• WHAT THE TASK ASKS: Go through the data below and return each line containing the word "connected".

• MATERIAL FOR THE TASK:
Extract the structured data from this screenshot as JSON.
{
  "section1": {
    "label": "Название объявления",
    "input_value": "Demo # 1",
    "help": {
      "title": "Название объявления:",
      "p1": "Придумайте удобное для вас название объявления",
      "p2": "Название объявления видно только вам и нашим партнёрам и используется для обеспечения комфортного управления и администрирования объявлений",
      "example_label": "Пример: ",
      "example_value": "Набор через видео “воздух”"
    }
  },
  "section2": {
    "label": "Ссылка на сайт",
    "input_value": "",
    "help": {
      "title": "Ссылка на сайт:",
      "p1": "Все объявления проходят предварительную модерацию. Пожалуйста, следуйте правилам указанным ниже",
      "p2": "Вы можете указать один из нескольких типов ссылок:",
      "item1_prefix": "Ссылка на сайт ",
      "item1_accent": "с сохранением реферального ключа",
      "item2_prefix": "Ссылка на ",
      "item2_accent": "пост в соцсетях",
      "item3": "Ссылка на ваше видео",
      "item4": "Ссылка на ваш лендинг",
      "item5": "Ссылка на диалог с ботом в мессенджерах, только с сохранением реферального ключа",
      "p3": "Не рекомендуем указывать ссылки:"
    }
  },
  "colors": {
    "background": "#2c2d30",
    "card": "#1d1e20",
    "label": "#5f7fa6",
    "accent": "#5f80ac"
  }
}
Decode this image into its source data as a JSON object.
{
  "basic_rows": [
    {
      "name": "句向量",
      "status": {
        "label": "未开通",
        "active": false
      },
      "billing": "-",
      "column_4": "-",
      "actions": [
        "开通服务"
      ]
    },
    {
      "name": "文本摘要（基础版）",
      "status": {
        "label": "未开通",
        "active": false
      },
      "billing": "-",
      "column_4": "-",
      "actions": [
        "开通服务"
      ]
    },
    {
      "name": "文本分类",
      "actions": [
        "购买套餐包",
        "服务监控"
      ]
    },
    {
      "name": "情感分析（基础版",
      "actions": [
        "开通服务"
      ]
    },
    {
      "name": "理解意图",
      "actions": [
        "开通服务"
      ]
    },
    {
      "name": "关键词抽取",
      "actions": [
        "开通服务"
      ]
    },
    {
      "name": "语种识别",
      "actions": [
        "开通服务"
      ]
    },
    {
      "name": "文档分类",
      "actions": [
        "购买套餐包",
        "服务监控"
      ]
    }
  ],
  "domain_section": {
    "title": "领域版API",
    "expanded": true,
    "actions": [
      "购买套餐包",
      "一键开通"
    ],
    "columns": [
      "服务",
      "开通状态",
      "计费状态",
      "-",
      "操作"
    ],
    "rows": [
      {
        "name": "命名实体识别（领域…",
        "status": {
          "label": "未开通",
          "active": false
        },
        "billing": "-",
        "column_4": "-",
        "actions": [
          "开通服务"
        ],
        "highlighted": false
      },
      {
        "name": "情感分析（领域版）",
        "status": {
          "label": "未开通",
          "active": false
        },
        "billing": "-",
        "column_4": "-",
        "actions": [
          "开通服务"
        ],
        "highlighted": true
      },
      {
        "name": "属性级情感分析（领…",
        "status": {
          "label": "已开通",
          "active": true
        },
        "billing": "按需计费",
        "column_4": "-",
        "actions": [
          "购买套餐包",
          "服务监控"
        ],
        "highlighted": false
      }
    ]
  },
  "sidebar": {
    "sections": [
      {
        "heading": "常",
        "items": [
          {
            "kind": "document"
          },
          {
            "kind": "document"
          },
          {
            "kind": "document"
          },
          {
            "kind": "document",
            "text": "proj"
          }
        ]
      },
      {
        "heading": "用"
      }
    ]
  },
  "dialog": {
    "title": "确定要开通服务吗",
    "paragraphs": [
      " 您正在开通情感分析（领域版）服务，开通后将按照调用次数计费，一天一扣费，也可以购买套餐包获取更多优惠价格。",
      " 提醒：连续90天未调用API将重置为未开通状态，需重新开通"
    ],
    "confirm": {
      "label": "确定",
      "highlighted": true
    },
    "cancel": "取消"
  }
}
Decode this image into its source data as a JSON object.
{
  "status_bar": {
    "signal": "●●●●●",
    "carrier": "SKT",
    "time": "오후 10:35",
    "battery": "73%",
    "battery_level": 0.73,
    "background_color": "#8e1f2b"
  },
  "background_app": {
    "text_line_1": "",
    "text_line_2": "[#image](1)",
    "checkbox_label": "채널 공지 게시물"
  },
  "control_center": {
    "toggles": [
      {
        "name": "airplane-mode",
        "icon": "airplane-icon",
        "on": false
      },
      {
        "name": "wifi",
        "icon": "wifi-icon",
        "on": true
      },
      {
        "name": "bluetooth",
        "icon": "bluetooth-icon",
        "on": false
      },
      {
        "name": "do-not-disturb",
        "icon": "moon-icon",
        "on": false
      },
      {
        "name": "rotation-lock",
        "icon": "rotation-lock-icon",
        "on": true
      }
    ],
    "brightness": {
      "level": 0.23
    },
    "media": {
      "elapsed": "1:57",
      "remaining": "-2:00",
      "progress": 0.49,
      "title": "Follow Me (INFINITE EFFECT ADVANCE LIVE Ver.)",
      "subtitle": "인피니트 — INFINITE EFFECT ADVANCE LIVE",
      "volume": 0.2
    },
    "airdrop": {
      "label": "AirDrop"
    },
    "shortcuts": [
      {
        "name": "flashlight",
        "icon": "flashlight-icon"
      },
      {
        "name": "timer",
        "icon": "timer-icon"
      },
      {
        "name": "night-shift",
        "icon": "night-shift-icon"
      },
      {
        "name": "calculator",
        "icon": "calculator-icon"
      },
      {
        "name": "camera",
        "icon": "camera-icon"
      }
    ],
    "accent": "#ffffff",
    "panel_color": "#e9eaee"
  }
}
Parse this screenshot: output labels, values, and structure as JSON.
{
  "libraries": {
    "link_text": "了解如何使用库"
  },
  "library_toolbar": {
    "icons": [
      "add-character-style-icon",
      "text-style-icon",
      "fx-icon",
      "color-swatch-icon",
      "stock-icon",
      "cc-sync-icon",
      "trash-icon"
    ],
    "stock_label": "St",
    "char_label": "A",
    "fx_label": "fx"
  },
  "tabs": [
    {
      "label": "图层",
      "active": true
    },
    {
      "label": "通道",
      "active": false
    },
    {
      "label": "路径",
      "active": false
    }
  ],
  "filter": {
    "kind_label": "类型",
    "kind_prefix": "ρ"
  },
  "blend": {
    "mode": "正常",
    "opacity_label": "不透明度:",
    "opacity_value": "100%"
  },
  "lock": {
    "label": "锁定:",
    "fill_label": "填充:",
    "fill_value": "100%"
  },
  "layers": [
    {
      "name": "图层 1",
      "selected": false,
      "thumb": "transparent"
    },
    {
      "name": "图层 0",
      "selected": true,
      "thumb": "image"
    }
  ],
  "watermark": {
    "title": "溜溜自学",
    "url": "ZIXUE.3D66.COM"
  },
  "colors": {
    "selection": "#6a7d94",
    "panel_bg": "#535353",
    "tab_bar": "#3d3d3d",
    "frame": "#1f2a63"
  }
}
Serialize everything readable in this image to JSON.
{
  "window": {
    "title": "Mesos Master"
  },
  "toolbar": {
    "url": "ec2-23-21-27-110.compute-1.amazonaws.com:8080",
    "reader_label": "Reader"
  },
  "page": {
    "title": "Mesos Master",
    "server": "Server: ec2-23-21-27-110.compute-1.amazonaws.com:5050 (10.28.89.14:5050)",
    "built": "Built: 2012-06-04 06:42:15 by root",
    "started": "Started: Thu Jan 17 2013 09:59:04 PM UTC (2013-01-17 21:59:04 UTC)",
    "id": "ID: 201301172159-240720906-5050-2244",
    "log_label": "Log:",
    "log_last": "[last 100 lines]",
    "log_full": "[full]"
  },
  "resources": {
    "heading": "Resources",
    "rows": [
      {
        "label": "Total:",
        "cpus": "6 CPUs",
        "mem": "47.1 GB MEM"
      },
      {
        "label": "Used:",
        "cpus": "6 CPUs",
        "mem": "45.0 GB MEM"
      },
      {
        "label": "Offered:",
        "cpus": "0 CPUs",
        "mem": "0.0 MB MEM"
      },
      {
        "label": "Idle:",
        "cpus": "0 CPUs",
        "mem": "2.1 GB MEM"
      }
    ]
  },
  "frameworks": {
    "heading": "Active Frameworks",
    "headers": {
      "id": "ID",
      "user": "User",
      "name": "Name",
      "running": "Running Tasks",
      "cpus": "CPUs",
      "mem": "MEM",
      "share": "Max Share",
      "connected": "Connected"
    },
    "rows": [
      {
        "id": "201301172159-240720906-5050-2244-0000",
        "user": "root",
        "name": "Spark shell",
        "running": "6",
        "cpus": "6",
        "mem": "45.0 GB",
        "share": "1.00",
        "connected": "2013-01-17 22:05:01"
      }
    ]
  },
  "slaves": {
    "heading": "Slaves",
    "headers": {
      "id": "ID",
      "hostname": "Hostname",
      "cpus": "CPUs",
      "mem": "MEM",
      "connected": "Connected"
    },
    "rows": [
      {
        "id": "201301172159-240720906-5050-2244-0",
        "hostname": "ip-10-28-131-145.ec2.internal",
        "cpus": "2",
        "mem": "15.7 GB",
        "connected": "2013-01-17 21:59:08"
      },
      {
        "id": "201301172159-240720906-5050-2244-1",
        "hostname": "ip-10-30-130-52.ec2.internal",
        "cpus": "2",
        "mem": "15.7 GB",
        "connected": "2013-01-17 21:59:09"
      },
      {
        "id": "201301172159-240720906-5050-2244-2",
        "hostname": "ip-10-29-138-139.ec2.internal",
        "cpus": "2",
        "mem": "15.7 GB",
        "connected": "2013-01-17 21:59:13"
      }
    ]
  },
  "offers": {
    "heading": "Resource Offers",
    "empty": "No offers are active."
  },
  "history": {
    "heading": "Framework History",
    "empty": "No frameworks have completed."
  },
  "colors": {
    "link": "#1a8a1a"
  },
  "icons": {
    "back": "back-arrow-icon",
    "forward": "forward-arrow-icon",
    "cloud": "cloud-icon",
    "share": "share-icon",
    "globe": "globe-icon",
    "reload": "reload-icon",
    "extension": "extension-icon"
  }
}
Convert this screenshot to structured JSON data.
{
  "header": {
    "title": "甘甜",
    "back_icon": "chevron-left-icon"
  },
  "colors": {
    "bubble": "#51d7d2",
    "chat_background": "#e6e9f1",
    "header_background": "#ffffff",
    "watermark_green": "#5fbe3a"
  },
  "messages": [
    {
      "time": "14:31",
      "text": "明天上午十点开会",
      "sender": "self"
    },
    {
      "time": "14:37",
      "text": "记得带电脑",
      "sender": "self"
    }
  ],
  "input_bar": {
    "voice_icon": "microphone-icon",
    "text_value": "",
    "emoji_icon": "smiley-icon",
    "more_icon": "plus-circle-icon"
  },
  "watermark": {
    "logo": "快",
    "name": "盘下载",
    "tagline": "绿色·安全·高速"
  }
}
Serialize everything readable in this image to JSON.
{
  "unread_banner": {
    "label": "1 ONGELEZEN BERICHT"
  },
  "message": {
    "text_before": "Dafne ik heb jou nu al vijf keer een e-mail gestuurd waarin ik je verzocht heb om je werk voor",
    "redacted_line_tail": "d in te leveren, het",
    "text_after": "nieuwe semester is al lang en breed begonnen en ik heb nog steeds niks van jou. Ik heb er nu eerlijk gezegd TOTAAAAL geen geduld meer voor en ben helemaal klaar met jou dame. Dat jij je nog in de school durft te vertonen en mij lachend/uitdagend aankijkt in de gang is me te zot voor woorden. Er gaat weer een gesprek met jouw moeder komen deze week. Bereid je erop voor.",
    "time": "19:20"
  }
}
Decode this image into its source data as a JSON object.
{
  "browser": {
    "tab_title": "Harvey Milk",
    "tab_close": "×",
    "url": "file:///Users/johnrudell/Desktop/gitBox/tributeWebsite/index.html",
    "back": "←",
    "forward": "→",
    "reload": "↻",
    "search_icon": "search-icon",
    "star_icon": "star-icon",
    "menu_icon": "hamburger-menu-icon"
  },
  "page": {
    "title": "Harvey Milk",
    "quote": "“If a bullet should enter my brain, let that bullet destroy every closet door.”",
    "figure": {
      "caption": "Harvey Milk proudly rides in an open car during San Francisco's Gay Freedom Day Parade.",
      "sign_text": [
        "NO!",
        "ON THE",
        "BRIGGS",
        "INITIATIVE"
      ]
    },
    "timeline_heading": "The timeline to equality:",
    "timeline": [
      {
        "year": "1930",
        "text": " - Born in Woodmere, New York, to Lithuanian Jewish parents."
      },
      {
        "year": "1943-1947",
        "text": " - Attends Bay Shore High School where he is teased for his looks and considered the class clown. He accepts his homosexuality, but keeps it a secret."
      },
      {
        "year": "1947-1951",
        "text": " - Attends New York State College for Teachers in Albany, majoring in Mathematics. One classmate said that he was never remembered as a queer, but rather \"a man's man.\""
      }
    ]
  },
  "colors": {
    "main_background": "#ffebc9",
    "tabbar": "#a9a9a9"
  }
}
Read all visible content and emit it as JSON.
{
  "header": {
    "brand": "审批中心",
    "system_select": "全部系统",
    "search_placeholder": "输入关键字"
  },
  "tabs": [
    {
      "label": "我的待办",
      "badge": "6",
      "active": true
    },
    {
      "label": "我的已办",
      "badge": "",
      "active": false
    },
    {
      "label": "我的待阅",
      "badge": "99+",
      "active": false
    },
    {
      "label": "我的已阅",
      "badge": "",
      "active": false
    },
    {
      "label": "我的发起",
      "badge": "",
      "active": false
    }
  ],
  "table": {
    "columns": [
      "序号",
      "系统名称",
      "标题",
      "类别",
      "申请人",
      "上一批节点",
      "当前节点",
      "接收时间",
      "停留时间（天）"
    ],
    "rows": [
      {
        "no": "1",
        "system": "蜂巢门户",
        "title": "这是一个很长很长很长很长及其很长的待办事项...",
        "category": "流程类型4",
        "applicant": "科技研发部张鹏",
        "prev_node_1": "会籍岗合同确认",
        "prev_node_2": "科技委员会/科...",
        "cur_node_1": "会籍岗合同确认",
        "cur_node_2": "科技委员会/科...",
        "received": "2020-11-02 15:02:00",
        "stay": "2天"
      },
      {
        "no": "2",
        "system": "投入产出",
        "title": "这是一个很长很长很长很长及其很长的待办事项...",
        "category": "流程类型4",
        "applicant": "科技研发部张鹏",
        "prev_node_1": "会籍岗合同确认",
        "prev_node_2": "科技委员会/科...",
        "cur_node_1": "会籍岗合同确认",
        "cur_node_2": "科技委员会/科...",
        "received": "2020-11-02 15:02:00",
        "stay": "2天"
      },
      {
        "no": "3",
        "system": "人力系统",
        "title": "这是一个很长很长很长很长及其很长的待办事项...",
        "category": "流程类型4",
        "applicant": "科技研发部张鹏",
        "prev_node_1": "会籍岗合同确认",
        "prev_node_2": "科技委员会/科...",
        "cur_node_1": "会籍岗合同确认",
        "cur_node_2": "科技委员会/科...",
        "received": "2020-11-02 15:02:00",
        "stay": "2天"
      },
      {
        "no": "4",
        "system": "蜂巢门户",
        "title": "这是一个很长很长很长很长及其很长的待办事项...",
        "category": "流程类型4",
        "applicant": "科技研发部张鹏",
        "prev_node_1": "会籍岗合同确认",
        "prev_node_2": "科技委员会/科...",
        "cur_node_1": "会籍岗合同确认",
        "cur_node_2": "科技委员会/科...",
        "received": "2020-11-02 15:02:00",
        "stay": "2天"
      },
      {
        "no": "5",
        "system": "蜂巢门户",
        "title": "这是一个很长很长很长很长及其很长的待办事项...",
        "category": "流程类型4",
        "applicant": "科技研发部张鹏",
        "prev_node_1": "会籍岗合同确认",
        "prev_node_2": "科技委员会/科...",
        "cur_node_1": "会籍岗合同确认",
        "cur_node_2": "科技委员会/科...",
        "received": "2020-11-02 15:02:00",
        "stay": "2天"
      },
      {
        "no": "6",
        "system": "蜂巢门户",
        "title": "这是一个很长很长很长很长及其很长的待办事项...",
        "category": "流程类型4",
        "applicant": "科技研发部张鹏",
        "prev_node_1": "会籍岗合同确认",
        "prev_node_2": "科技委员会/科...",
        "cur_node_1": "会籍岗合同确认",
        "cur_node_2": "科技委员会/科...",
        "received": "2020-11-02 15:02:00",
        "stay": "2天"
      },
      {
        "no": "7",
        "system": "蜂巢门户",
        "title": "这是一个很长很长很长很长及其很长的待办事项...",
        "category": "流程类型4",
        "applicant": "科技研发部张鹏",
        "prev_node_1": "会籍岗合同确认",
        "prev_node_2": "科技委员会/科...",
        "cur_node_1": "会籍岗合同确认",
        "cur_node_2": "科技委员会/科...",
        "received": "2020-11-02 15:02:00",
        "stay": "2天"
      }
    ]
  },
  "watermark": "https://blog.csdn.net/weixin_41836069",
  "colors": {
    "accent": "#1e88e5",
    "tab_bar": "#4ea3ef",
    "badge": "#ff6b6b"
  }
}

• TASK RESPONSE:
      "connected": "Connected"
        "connected": "2013-01-17 22:05:01"
      "connected": "Connected"
        "connected": "2013-01-17 21:59:08"
        "connected": "2013-01-17 21:59:09"
        "connected": "2013-01-17 21:59:13"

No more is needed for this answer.